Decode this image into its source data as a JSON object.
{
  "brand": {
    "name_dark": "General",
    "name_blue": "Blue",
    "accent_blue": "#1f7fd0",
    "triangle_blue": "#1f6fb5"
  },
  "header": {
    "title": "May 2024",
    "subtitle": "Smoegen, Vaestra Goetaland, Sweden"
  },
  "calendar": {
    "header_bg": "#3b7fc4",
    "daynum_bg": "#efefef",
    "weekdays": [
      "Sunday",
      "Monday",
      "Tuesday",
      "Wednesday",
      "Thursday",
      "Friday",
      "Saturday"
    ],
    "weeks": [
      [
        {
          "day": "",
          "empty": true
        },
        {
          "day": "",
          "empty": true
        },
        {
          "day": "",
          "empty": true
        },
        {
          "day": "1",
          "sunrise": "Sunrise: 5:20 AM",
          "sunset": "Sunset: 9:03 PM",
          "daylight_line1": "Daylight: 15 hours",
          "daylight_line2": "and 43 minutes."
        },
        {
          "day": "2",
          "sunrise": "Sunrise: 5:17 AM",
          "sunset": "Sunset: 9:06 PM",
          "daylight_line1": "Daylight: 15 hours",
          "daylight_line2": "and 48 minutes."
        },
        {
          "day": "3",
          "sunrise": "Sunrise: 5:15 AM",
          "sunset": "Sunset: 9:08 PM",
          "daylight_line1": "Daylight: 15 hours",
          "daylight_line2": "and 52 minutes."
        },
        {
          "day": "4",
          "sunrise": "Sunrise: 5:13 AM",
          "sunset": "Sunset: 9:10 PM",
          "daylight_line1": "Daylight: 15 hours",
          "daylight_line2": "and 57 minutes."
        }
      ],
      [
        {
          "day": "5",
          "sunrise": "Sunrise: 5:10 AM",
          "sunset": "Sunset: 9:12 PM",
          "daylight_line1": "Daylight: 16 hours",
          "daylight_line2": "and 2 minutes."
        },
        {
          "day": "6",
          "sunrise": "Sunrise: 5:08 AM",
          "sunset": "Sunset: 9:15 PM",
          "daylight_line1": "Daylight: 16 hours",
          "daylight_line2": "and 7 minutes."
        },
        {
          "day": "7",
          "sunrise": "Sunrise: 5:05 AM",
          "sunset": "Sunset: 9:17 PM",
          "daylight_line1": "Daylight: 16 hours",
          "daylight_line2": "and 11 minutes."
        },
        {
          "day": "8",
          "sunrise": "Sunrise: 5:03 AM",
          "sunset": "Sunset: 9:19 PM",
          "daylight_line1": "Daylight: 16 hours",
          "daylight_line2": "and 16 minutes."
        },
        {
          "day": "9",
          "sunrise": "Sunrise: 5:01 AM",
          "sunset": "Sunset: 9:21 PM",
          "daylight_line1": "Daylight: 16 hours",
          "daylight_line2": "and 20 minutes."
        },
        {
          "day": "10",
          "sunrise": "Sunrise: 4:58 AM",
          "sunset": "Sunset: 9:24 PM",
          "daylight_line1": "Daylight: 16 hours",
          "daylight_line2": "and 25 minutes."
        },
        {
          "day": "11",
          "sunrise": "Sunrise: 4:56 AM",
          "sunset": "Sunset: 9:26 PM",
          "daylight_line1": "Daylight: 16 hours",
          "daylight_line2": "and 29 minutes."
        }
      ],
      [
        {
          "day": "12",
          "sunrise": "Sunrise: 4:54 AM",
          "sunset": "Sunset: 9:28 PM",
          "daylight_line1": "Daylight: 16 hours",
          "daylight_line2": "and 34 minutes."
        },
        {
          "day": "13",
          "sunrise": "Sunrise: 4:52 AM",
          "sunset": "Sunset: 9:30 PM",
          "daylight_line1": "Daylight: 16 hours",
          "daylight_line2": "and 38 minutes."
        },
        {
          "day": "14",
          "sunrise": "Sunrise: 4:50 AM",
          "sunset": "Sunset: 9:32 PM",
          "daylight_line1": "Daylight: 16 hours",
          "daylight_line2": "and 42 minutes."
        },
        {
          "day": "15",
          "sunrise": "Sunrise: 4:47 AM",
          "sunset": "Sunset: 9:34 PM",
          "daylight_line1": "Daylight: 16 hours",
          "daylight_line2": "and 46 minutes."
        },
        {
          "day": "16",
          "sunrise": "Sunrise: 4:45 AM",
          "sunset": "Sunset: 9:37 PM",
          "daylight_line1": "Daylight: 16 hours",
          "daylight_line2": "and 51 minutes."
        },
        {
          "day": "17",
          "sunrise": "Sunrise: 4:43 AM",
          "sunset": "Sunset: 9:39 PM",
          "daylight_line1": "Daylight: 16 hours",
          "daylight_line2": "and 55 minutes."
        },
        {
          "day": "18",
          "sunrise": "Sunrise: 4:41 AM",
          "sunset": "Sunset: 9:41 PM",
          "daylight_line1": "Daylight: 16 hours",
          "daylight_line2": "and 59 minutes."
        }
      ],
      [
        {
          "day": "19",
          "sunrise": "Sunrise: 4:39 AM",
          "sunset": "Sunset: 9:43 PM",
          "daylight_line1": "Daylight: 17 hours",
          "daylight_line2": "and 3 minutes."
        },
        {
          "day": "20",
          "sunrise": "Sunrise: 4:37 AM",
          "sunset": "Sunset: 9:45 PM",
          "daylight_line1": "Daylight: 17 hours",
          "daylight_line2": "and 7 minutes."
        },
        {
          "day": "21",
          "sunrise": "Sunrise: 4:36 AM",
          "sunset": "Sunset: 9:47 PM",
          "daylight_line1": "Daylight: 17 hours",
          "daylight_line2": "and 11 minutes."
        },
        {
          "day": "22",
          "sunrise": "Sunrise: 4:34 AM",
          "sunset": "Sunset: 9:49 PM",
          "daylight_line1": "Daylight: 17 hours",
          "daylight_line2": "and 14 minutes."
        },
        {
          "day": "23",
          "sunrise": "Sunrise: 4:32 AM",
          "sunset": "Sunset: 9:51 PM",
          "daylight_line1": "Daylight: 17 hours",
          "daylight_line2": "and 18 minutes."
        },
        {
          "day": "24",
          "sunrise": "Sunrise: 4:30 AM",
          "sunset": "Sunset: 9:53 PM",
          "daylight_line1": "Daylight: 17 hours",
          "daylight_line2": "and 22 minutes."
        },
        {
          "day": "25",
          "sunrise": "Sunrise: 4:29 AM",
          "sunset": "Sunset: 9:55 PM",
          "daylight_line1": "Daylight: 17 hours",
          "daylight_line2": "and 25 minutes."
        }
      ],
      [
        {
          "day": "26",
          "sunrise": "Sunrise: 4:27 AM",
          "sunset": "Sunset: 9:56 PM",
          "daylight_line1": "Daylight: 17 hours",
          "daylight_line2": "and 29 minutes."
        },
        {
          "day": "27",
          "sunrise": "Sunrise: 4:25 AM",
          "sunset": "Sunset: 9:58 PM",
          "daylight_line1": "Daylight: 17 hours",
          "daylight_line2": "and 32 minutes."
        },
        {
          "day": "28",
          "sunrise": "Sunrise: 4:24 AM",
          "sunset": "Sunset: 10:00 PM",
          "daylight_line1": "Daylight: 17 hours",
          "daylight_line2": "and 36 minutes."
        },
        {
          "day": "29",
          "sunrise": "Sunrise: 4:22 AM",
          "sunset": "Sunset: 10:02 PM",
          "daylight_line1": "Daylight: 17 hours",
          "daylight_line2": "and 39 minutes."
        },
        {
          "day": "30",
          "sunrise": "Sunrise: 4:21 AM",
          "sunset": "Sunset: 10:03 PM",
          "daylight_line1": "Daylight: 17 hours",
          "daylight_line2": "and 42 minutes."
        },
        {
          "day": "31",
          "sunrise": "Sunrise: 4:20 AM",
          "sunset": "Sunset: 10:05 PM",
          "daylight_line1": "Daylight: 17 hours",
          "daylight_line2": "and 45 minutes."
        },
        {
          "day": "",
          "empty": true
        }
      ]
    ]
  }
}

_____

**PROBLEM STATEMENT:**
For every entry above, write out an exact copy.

**ANSWER BELOW:**
Decode this image into its source data as a JSON object.
{
  "brand": {
    "name_dark": "General",
    "name_blue": "Blue",
    "accent_blue": "#1f7fd0",
    "triangle_blue": "#1f6fb5"
  },
  "header": {
    "title": "May 2024",
    "subtitle": "Smoegen, Vaestra Goetaland, Sweden"
  },
  "calendar": {
    "header_bg": "#3b7fc4",
    "daynum_bg": "#efefef",
    "weekdays": [
      "Sunday",
      "Monday",
      "Tuesday",
      "Wednesday",
      "Thursday",
      "Friday",
      "Saturday"
    ],
    "weeks": [
      [
        {
          "day": "",
          "empty": true
        },
        {
          "day": "",
          "empty": true
        },
        {
          "day": "",
          "empty": true
        },
        {
          "day": "1",
          "sunrise": "Sunrise: 5:20 AM",
          "sunset": "Sunset: 9:03 PM",
          "daylight_line1": "Daylight: 15 hours",
          "daylight_line2": "and 43 minutes."
        },
        {
          "day": "2",
          "sunrise": "Sunrise: 5:17 AM",
          "sunset": "Sunset: 9:06 PM",
          "daylight_line1": "Daylight: 15 hours",
          "daylight_line2": "and 48 minutes."
        },
        {
          "day": "3",
          "sunrise": "Sunrise: 5:15 AM",
          "sunset": "Sunset: 9:08 PM",
          "daylight_line1": "Daylight: 15 hours",
          "daylight_line2": "and 52 minutes."
        },
        {
          "day": "4",
          "sunrise": "Sunrise: 5:13 AM",
          "sunset": "Sunset: 9:10 PM",
          "daylight_line1": "Daylight: 15 hours",
          "daylight_line2": "and 57 minutes."
        }
      ],
      [
        {
          "day": "5",
          "sunrise": "Sunrise: 5:10 AM",
          "sunset": "Sunset: 9:12 PM",
          "daylight_line1": "Daylight: 16 hours",
          "daylight_line2": "and 2 minutes."
        },
        {
          "day": "6",
          "sunrise": "Sunrise: 5:08 AM",
          "sunset": "Sunset: 9:15 PM",
          "daylight_line1": "Daylight: 16 hours",
          "daylight_line2": "and 7 minutes."
        },
        {
          "day": "7",
          "sunrise": "Sunrise: 5:05 AM",
          "sunset": "Sunset: 9:17 PM",
          "daylight_line1": "Daylight: 16 hours",
          "daylight_line2": "and 11 minutes."
        },
        {
          "day": "8",
          "sunrise": "Sunrise: 5:03 AM",
          "sunset": "Sunset: 9:19 PM",
          "daylight_line1": "Daylight: 16 hours",
          "daylight_line2": "and 16 minutes."
        },
        {
          "day": "9",
          "sunrise": "Sunrise: 5:01 AM",
          "sunset": "Sunset: 9:21 PM",
          "daylight_line1": "Daylight: 16 hours",
          "daylight_line2": "and 20 minutes."
        },
        {
          "day": "10",
          "sunrise": "Sunrise: 4:58 AM",
          "sunset": "Sunset: 9:24 PM",
          "daylight_line1": "Daylight: 16 hours",
          "daylight_line2": "and 25 minutes."
        },
        {
          "day": "11",
          "sunrise": "Sunrise: 4:56 AM",
          "sunset": "Sunset: 9:26 PM",
          "daylight_line1": "Daylight: 16 hours",
          "daylight_line2": "and 29 minutes."
        }
      ],
      [
        {
          "day": "12",
          "sunrise": "Sunrise: 4:54 AM",
          "sunset": "Sunset: 9:28 PM",
          "daylight_line1": "Daylight: 16 hours",
          "daylight_line2": "and 34 minutes."
        },
        {
          "day": "13",
          "sunrise": "Sunrise: 4:52 AM",
          "sunset": "Sunset: 9:30 PM",
          "daylight_line1": "Daylight: 16 hours",
          "daylight_line2": "and 38 minutes."
        },
        {
          "day": "14",
          "sunrise": "Sunrise: 4:50 AM",
          "sunset": "Sunset: 9:32 PM",
          "daylight_line1": "Daylight: 16 hours",
          "daylight_line2": "and 42 minutes."
        },
        {
          "day": "15",
          "sunrise": "Sunrise: 4:47 AM",
          "sunset": "Sunset: 9:34 PM",
          "daylight_line1": "Daylight: 16 hours",
          "daylight_line2": "and 46 minutes."
        },
        {
          "day": "16",
          "sunrise": "Sunrise: 4:45 AM",
          "sunset": "Sunset: 9:37 PM",
          "daylight_line1": "Daylight: 16 hours",
          "daylight_line2": "and 51 minutes."
        },
        {
          "day": "17",
          "sunrise": "Sunrise: 4:43 AM",
          "sunset": "Sunset: 9:39 PM",
          "daylight_line1": "Daylight: 16 hours",
          "daylight_line2": "and 55 minutes."
        },
        {
          "day": "18",
          "sunrise": "Sunrise: 4:41 AM",
          "sunset": "Sunset: 9:41 PM",
          "daylight_line1": "Daylight: 16 hours",
          "daylight_line2": "and 59 minutes."
        }
      ],
      [
        {
          "day": "19",
          "sunrise": "Sunrise: 4:39 AM",
          "sunset": "Sunset: 9:43 PM",
          "daylight_line1": "Daylight: 17 hours",
          "daylight_line2": "and 3 minutes."
        },
        {
          "day": "20",
          "sunrise": "Sunrise: 4:37 AM",
          "sunset": "Sunset: 9:45 PM",
          "daylight_line1": "Daylight: 17 hours",
          "daylight_line2": "and 7 minutes."
        },
        {
          "day": "21",
          "sunrise": "Sunrise: 4:36 AM",
          "sunset": "Sunset: 9:47 PM",
          "daylight_line1": "Daylight: 17 hours",
          "daylight_line2": "and 11 minutes."
        },
        {
          "day": "22",
          "sunrise": "Sunrise: 4:34 AM",
          "sunset": "Sunset: 9:49 PM",
          "daylight_line1": "Daylight: 17 hours",
          "daylight_line2": "and 14 minutes."
        },
        {
          "day": "23",
          "sunrise": "Sunrise: 4:32 AM",
          "sunset": "Sunset: 9:51 PM",
          "daylight_line1": "Daylight: 17 hours",
          "daylight_line2": "and 18 minutes."
        },
        {
          "day": "24",
          "sunrise": "Sunrise: 4:30 AM",
          "sunset": "Sunset: 9:53 PM",
          "daylight_line1": "Daylight: 17 hours",
          "daylight_line2": "and 22 minutes."
        },
        {
          "day": "25",
          "sunrise": "Sunrise: 4:29 AM",
          "sunset": "Sunset: 9:55 PM",
          "daylight_line1": "Daylight: 17 hours",
          "daylight_line2": "and 25 minutes."
        }
      ],
      [
        {
          "day": "26",
          "sunrise": "Sunrise: 4:27 AM",
          "sunset": "Sunset: 9:56 PM",
          "daylight_line1": "Daylight: 17 hours",
          "daylight_line2": "and 29 minutes."
        },
        {
          "day": "27",
          "sunrise": "Sunrise: 4:25 AM",
          "sunset": "Sunset: 9:58 PM",
          "daylight_line1": "Daylight: 17 hours",
          "daylight_line2": "and 32 minutes."
        },
        {
          "day": "28",
          "sunrise": "Sunrise: 4:24 AM",
          "sunset": "Sunset: 10:00 PM",
          "daylight_line1": "Daylight: 17 hours",
          "daylight_line2": "and 36 minutes."
        },
        {
          "day": "29",
          "sunrise": "Sunrise: 4:22 AM",
          "sunset": "Sunset: 10:02 PM",
          "daylight_line1": "Daylight: 17 hours",
          "daylight_line2": "and 39 minutes."
        },
        {
          "day": "30",
          "sunrise": "Sunrise: 4:21 AM",
          "sunset": "Sunset: 10:03 PM",
          "daylight_line1": "Daylight: 17 hours",
          "daylight_line2": "and 42 minutes."
        },
        {
          "day": "31",
          "sunrise": "Sunrise: 4:20 AM",
          "sunset": "Sunset: 10:05 PM",
          "daylight_line1": "Daylight: 17 hours",
          "daylight_line2": "and 45 minutes."
        },
        {
          "day": "",
          "empty": true
        }
      ]
    ]
  }
}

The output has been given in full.